Go through the material and copy each line that includes "title".

--- Exercise inputs Enclosed Below ---

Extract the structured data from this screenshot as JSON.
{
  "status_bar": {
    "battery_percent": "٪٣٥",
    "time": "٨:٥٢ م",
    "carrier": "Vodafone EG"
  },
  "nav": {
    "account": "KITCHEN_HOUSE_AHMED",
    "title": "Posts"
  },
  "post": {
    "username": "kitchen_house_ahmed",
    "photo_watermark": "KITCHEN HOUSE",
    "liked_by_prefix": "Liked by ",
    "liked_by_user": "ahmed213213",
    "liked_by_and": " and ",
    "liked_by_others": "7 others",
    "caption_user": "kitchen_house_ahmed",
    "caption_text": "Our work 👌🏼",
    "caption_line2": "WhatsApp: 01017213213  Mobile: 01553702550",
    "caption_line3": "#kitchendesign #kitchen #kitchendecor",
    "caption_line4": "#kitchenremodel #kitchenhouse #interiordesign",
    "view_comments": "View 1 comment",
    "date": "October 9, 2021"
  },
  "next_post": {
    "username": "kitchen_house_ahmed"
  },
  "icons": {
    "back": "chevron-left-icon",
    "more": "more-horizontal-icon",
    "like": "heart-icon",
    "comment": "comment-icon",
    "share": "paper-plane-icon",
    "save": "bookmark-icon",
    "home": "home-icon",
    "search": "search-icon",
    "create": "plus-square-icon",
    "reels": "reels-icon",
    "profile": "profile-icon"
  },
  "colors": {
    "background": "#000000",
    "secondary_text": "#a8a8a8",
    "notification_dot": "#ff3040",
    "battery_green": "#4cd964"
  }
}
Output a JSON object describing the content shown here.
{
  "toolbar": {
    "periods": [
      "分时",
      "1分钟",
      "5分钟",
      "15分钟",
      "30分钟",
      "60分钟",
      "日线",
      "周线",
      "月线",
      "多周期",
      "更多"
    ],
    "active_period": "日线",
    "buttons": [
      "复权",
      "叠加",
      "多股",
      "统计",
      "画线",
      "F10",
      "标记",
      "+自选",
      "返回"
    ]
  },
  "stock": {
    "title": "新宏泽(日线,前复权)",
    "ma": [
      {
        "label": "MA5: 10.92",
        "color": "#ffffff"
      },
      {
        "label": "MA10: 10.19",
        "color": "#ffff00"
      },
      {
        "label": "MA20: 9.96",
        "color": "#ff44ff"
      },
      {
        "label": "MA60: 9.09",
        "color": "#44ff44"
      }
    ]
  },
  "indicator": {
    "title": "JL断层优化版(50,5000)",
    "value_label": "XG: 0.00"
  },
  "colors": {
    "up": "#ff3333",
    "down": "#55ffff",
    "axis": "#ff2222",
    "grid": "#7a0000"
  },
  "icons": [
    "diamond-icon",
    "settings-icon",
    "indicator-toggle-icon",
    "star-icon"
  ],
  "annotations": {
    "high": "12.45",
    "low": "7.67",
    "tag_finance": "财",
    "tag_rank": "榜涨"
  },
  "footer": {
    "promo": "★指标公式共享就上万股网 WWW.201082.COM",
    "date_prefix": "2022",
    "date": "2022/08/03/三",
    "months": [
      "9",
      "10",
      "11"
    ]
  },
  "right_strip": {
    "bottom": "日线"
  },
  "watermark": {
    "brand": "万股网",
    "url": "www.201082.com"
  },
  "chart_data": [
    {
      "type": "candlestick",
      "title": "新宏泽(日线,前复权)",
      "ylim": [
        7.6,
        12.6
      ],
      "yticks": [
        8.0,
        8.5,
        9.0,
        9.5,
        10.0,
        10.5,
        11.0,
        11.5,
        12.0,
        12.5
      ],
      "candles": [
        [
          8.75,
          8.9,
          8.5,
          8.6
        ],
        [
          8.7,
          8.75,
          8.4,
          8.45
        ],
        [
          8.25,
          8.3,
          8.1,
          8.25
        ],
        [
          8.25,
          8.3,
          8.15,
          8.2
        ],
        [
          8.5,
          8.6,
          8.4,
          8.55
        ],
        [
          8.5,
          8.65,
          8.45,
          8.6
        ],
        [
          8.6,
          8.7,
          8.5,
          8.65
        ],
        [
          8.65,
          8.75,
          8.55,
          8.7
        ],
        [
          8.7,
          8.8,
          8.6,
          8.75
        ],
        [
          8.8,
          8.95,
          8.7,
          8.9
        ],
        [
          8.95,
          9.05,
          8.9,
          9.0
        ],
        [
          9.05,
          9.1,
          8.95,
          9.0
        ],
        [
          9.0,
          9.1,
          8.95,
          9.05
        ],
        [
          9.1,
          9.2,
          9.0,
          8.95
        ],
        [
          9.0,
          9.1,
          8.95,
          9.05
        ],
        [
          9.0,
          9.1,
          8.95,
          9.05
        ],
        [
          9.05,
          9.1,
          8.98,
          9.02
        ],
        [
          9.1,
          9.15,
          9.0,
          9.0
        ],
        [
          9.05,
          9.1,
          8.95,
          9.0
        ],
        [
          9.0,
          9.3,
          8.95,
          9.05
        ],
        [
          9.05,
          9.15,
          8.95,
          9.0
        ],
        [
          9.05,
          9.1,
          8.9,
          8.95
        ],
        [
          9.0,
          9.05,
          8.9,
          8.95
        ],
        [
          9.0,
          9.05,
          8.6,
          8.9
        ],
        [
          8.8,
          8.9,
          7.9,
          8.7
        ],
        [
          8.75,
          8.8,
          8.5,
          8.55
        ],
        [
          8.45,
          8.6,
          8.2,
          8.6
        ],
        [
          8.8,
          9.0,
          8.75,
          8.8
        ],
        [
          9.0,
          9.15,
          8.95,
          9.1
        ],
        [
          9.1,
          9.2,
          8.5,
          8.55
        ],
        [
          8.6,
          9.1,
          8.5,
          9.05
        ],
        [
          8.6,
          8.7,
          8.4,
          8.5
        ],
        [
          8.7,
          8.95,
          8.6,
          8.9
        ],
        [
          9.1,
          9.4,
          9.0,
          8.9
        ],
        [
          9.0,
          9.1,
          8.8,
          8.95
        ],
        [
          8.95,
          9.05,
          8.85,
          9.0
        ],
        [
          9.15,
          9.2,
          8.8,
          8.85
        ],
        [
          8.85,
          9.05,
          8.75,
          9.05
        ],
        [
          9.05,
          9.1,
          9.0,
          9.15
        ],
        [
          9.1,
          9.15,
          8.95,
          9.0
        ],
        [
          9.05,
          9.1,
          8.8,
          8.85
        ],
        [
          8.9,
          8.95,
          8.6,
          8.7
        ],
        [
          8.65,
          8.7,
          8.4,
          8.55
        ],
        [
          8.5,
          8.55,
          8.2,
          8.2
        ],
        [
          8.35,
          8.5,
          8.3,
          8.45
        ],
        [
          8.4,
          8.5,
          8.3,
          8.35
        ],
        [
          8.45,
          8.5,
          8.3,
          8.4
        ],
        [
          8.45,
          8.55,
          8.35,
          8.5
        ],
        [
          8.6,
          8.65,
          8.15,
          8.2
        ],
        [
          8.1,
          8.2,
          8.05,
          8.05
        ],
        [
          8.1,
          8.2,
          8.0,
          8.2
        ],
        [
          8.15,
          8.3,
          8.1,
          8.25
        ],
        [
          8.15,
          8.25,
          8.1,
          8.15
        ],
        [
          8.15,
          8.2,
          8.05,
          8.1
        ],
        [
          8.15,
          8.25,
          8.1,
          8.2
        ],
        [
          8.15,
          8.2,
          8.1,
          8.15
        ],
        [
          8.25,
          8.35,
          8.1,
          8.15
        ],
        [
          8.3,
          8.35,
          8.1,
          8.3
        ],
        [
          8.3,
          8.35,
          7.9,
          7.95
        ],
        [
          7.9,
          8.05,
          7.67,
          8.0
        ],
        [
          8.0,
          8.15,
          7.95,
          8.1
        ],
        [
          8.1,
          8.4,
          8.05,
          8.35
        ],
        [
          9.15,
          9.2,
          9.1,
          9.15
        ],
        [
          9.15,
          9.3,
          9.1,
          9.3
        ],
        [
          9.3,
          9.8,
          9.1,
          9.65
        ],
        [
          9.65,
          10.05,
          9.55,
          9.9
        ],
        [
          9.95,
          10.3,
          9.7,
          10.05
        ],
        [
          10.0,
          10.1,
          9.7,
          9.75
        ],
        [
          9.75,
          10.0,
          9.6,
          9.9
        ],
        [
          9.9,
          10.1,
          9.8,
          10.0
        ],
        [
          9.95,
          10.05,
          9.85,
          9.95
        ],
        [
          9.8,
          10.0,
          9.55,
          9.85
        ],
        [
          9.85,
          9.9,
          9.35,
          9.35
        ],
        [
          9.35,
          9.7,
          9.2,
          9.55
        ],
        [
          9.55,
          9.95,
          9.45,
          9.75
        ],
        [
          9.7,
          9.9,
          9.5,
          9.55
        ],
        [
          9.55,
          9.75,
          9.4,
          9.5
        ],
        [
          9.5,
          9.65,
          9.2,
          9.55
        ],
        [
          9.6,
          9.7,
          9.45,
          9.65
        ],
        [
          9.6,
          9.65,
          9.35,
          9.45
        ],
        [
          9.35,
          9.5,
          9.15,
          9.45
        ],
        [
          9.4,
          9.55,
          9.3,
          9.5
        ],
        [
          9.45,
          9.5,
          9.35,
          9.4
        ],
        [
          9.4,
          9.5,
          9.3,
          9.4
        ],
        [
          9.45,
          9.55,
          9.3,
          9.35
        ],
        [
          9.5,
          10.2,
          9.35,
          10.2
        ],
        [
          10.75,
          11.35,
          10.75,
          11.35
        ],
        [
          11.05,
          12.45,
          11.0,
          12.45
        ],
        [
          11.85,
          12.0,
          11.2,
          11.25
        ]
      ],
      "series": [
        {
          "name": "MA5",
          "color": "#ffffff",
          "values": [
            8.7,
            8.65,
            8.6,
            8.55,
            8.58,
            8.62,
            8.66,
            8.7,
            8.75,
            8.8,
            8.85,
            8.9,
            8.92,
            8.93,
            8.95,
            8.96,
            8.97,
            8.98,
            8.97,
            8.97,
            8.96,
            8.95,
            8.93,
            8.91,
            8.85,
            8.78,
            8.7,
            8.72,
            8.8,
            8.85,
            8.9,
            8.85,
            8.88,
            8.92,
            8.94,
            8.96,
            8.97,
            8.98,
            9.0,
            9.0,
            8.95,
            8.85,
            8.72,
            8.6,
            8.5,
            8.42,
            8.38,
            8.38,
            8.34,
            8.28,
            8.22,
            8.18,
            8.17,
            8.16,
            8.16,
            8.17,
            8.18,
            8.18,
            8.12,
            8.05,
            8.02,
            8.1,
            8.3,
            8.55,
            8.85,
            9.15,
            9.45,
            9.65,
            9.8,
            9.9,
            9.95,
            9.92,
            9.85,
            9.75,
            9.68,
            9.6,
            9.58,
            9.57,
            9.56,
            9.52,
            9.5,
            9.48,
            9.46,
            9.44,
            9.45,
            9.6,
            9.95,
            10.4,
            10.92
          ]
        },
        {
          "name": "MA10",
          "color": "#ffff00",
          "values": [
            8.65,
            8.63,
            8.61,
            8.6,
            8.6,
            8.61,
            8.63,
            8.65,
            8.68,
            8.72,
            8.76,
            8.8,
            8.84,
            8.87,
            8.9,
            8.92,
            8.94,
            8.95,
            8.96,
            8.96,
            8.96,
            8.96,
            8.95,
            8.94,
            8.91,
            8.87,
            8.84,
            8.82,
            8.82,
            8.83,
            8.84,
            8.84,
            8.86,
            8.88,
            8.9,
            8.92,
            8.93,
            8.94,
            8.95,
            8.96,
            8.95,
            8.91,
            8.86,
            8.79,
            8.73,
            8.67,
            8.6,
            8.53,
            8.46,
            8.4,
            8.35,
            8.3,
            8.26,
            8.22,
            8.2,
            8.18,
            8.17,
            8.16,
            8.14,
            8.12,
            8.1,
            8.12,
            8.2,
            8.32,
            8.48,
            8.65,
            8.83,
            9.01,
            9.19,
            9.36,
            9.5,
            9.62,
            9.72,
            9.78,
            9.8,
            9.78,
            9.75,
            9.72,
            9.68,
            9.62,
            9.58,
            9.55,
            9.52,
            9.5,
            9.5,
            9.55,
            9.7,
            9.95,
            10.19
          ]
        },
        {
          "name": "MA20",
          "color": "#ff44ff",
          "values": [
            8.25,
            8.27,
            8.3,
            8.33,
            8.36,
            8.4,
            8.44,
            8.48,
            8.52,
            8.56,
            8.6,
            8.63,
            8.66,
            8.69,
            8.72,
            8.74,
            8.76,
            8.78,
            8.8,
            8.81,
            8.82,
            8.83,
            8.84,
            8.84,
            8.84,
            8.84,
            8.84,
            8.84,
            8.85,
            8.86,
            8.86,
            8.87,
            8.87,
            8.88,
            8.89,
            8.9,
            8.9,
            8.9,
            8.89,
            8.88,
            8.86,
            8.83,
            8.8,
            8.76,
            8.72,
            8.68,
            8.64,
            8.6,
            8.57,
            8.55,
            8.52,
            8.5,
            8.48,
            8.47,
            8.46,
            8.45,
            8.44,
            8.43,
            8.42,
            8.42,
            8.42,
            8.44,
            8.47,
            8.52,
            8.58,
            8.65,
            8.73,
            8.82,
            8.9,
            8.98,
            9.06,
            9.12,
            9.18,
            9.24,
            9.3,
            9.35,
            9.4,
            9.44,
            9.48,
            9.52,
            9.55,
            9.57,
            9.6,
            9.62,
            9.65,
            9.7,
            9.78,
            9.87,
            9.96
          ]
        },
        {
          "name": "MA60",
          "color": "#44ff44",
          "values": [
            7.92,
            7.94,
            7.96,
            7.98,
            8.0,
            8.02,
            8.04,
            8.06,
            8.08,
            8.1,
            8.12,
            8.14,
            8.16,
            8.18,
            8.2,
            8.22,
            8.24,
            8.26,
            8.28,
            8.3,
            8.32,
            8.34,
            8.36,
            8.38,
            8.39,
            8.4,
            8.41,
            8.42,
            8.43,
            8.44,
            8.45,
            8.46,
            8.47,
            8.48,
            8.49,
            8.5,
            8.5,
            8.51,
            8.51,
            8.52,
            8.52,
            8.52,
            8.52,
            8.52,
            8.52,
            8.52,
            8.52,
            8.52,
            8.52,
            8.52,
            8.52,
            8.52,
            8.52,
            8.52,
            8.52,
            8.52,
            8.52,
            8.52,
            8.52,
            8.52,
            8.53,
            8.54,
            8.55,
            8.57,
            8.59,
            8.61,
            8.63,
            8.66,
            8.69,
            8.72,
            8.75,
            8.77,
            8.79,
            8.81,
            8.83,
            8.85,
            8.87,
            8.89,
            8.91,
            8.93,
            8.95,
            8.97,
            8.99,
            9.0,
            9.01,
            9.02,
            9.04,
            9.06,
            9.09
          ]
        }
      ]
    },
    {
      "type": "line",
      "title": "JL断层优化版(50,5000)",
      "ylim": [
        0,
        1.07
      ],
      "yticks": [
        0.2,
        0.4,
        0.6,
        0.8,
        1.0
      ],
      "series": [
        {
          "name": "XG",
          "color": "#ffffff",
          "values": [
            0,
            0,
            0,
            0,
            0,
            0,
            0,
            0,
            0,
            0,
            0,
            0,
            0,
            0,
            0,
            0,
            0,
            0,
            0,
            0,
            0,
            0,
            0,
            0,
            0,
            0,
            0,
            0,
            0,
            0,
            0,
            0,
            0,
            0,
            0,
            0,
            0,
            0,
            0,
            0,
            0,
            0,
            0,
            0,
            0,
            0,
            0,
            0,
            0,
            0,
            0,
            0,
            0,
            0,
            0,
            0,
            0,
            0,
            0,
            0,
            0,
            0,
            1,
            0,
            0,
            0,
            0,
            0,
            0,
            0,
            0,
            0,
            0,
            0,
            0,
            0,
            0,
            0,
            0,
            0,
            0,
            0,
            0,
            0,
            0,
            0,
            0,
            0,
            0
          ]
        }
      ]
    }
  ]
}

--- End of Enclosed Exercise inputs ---

● **Result**
    "title": "Posts"
    "title": "新宏泽(日线,前复权)",
    "title": "JL断层优化版(50,5000)",
      "title": "新宏泽(日线,前复权)",
      "title": "JL断层优化版(50,5000)",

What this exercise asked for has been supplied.